The “D” word.
Everyone thinking about buying a new car should know it.
The D-word, or depreciation, is a big reason for not buying new – along with higher average prices and higher insurance rates – with the largest hit on a new vehicle occurring in the first year of ownership.
We’re talking thousands of dollars here from an average around $33,560 on a new vehicle.
But if you can get past all that, there are plenty of good reasons to buy a new vehicle instead of used, something that more than 17 million Americans did last year. That’s less than half the number of used cars sold overall but a few million more than used vehicle sales by franchised dealers.
Some of the best reasons to buy a new car are:
- Greater reliability, although the reliability gap with used cars is closing, especially when they undergo rigorous certified pre-owned (CPO) program inspections.
- A manufacturer’s warranty on a factory-fresh vehicle provides the greatest peace of mind, although CPO vehicles now offer manufacturer-backed assurances, too.
- The latest safety equipment finding its way from high-end into mainstream models.

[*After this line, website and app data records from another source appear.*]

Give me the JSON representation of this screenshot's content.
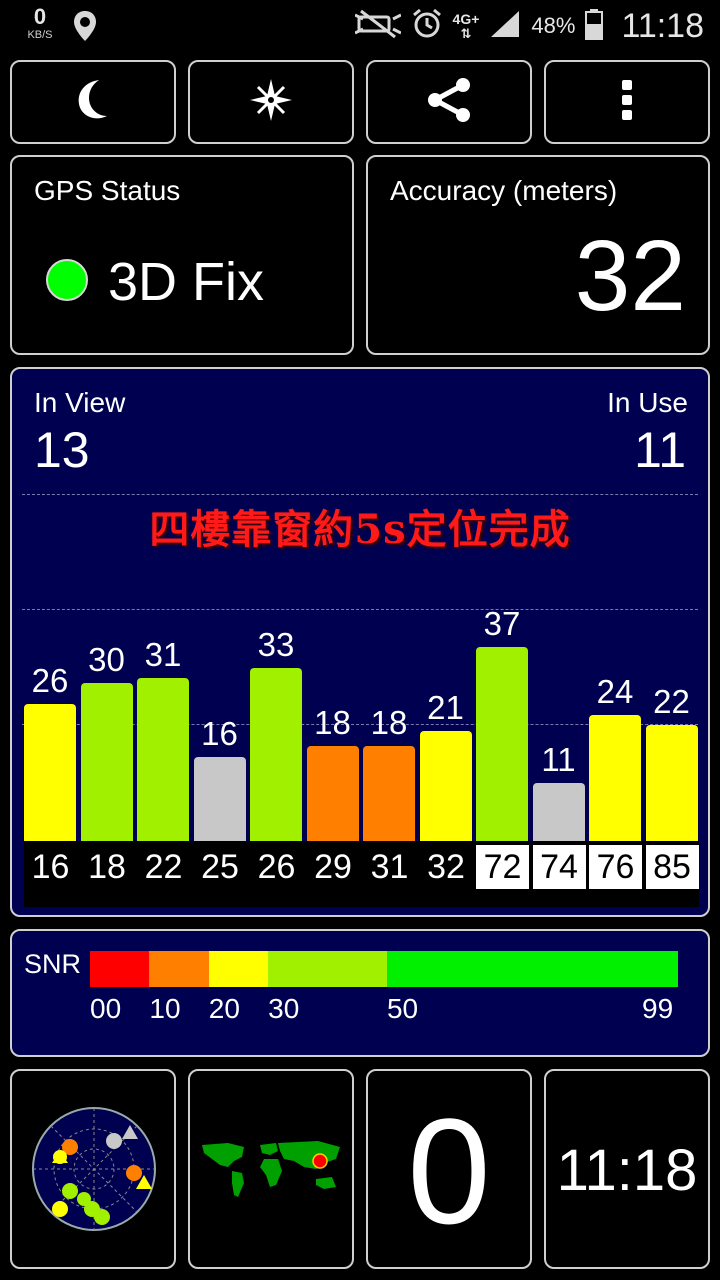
{
  "status_bar": {
    "speed_value": "0",
    "speed_unit": "KB/S",
    "network": "4G+",
    "battery": "48%",
    "time": "11:18",
    "icons": [
      "location-pin-icon",
      "mute-icon",
      "alarm-icon",
      "signal-icon",
      "battery-icon"
    ]
  },
  "toolbar": {
    "buttons": [
      "night-mode-icon",
      "compass-icon",
      "share-icon",
      "more-options-icon"
    ]
  },
  "gps_status": {
    "title": "GPS Status",
    "fix": "3D Fix",
    "fix_color": "#00ff00"
  },
  "accuracy": {
    "title": "Accuracy (meters)",
    "value": "32"
  },
  "satellites": {
    "in_view_label": "In View",
    "in_view": "13",
    "in_use_label": "In Use",
    "in_use": "11",
    "note": "四樓靠窗約5s定位完成",
    "bars": [
      {
        "prn": "16",
        "snr": 26,
        "color": "#ffff00",
        "in_use": false
      },
      {
        "prn": "18",
        "snr": 30,
        "color": "#a0f000",
        "in_use": false
      },
      {
        "prn": "22",
        "snr": 31,
        "color": "#a0f000",
        "in_use": false
      },
      {
        "prn": "25",
        "snr": 16,
        "color": "#c8c8c8",
        "in_use": false
      },
      {
        "prn": "26",
        "snr": 33,
        "color": "#a0f000",
        "in_use": false
      },
      {
        "prn": "29",
        "snr": 18,
        "color": "#ff8000",
        "in_use": false
      },
      {
        "prn": "31",
        "snr": 18,
        "color": "#ff8000",
        "in_use": false
      },
      {
        "prn": "32",
        "snr": 21,
        "color": "#ffff00",
        "in_use": false
      },
      {
        "prn": "72",
        "snr": 37,
        "color": "#a0f000",
        "in_use": true
      },
      {
        "prn": "74",
        "snr": 11,
        "color": "#c8c8c8",
        "in_use": true
      },
      {
        "prn": "76",
        "snr": 24,
        "color": "#ffff00",
        "in_use": true
      },
      {
        "prn": "85",
        "snr": 22,
        "color": "#ffff00",
        "in_use": true
      }
    ]
  },
  "snr_legend": {
    "label": "SNR",
    "segments": [
      {
        "from": 0,
        "to": 10,
        "color": "#ff0000"
      },
      {
        "from": 10,
        "to": 20,
        "color": "#ff8000"
      },
      {
        "from": 20,
        "to": 30,
        "color": "#ffff00"
      },
      {
        "from": 30,
        "to": 50,
        "color": "#a0f000"
      },
      {
        "from": 50,
        "to": 99,
        "color": "#00f000"
      }
    ],
    "ticks": [
      "00",
      "10",
      "20",
      "30",
      "50",
      "99"
    ]
  },
  "bottom": {
    "counter": "0",
    "clock": "11:18",
    "icons": [
      "sky-view-radar-icon",
      "world-map-icon"
    ]
  }
}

- The latest technology for audio, communication, entertainment and navigation systems.
- Potential incentives and rebates sometimes add up to thousands of dollars, which can take some of the sting out of the D-word if you’re determined to buy new.
- Attractive financing options such a zero or low annual percentage rates (APR) or longer terms.

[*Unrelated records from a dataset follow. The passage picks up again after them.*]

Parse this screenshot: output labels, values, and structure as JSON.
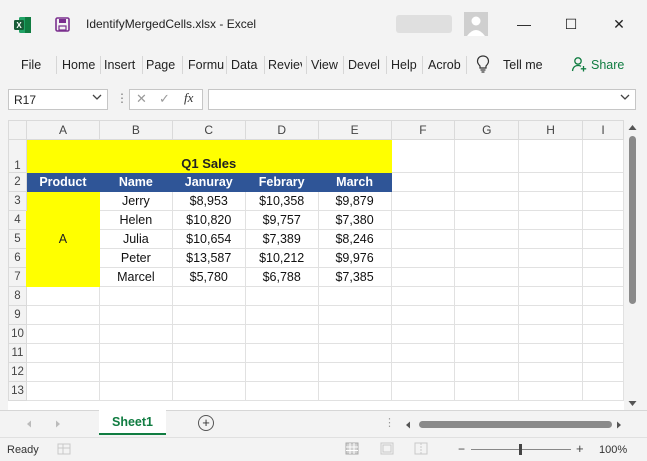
{
  "window": {
    "title": "IdentifyMergedCells.xlsx  -  Excel",
    "minimize": "—",
    "maximize": "☐",
    "close": "✕"
  },
  "ribbon": {
    "tabs": [
      "File",
      "Home",
      "Insert",
      "Page",
      "Formu",
      "Data",
      "Reviev",
      "View",
      "Devel",
      "Help",
      "Acrob"
    ],
    "tell_me": "Tell me",
    "share": "Share"
  },
  "formula_bar": {
    "name_box": "R17",
    "cancel": "✕",
    "enter": "✓",
    "fx": "fx",
    "formula": ""
  },
  "grid": {
    "columns": [
      "A",
      "B",
      "C",
      "D",
      "E",
      "F",
      "G",
      "H",
      "I"
    ],
    "rows": [
      "1",
      "2",
      "3",
      "4",
      "5",
      "6",
      "7",
      "8",
      "9",
      "10",
      "11",
      "12",
      "13"
    ],
    "title": "Q1 Sales",
    "headers": [
      "Product",
      "Name",
      "Januray",
      "Febrary",
      "March"
    ],
    "product": "A",
    "records": [
      [
        "Jerry",
        "$8,953",
        "$10,358",
        "$9,879"
      ],
      [
        "Helen",
        "$10,820",
        "$9,757",
        "$7,380"
      ],
      [
        "Julia",
        "$10,654",
        "$7,389",
        "$8,246"
      ],
      [
        "Peter",
        "$13,587",
        "$10,212",
        "$9,976"
      ],
      [
        "Marcel",
        "$5,780",
        "$6,788",
        "$7,385"
      ]
    ]
  },
  "sheets": {
    "active": "Sheet1",
    "add": "+"
  },
  "status": {
    "ready": "Ready",
    "zoom": "100%",
    "zoom_fraction": 0.5
  },
  "colors": {
    "accent": "#107c41",
    "header_fill": "#2f5597",
    "highlight": "#ffff00"
  }
}
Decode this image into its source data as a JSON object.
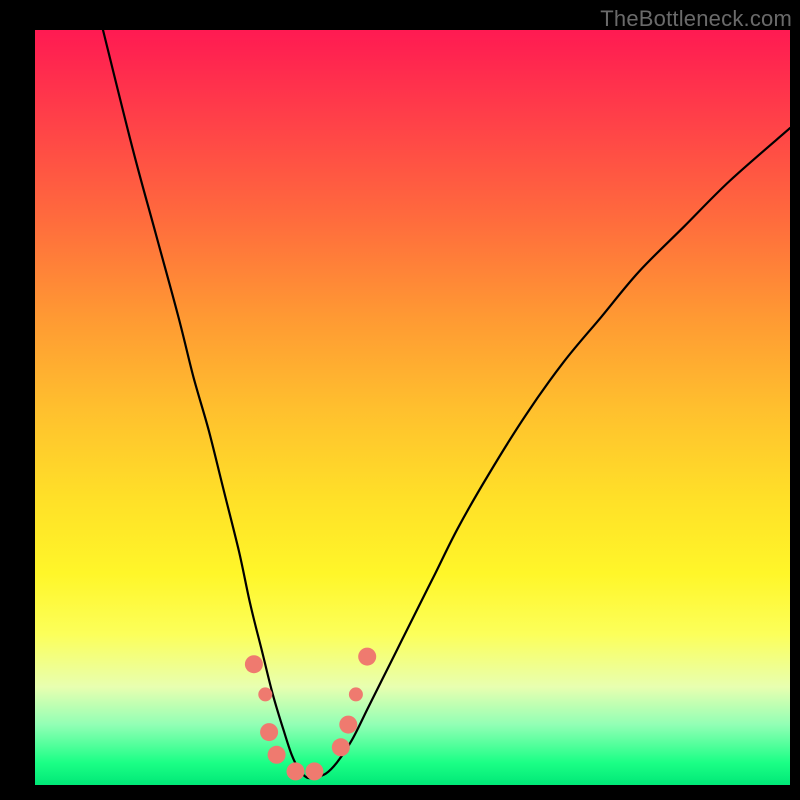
{
  "watermark": "TheBottleneck.com",
  "chart_data": {
    "type": "line",
    "title": "",
    "xlabel": "",
    "ylabel": "",
    "xlim": [
      0,
      100
    ],
    "ylim": [
      0,
      100
    ],
    "series": [
      {
        "name": "curve",
        "x": [
          9,
          13,
          16,
          19,
          21,
          23,
          25,
          27,
          28.5,
          30,
          31.5,
          33,
          34,
          35,
          36,
          37,
          38.5,
          40,
          42,
          44,
          46,
          48,
          50,
          53,
          56,
          60,
          65,
          70,
          75,
          80,
          86,
          92,
          100
        ],
        "y": [
          100,
          84,
          73,
          62,
          54,
          47,
          39,
          31,
          24,
          18,
          12,
          7,
          4,
          2,
          1,
          1,
          1.5,
          3,
          6,
          10,
          14,
          18,
          22,
          28,
          34,
          41,
          49,
          56,
          62,
          68,
          74,
          80,
          87
        ]
      }
    ],
    "markers": [
      {
        "x": 29,
        "y": 16,
        "r": 9
      },
      {
        "x": 30.5,
        "y": 12,
        "r": 7
      },
      {
        "x": 31,
        "y": 7,
        "r": 9
      },
      {
        "x": 32,
        "y": 4,
        "r": 9
      },
      {
        "x": 34.5,
        "y": 1.8,
        "r": 9
      },
      {
        "x": 37,
        "y": 1.8,
        "r": 9
      },
      {
        "x": 40.5,
        "y": 5,
        "r": 9
      },
      {
        "x": 41.5,
        "y": 8,
        "r": 9
      },
      {
        "x": 42.5,
        "y": 12,
        "r": 7
      },
      {
        "x": 44,
        "y": 17,
        "r": 9
      }
    ],
    "gradient_stops": [
      {
        "pos": 0,
        "color": "#ff1a52"
      },
      {
        "pos": 25,
        "color": "#ff6b3d"
      },
      {
        "pos": 50,
        "color": "#ffbf2e"
      },
      {
        "pos": 75,
        "color": "#fff629"
      },
      {
        "pos": 92,
        "color": "#92ffb5"
      },
      {
        "pos": 100,
        "color": "#00e877"
      }
    ]
  }
}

- Knowing the vehicle’s maintenance history without having to rely on the previous owner’s record-keeping – or honesty, for that matter.
- Satisfaction that comes along with owning the latest model.
Some of these reasons – reliability, safety equipment and technology – are especially true if you’re driving a vehicle anywhere near the U.S. average age of 11.6 years.
But even if your vehicle isn’t that old, it may be time to start thinking about what’s next.
For example, the 2018 Toyota Camry, the best-selling car in America over the last 15 years, has undergone an “exciting” makeover that appeals to practical and emotional reasons for buying new.
“With an exhilarating design, refined interior, stirring driving performance, cutting-edge safety and technology, and class-leading fuel efficiency, the all-new Camry retains its excellent value while raising its level of fun and excitement to new heights,” said Bill Fay of Toyota automotive operations. Among the changes Toyota touts are new gas and hybrid powertrains that generate more horsepower; new design and heightened performance, and “aggressive exterior character lines.”
Sales hype aside, there’s little question the new Camry is a step or two ahead of, say, a 2012 model in most respects, but that also fits American new-car-buying habits.
“In general … people don’t really keep their cars forever,” according to Autotrader online shopping site, referring to research by R.L. Polk. “The average length of time drivers keep a new vehicle is around six years. So even if you plan to own a car forever, the statistics are against you. You might get in an accident, you might start to have expensive issues or you might simply decide it’s time to upgrade.”
If you want to get a fresh start – that is, not have to worry about how the vehicle you purchased was used and maintained by a previous owner – and expect to keep your next vehicle for a long time, buying new may be the best option for squeezing the most value out of it.
In which case, the D-word may not be the last word you consider on the subject.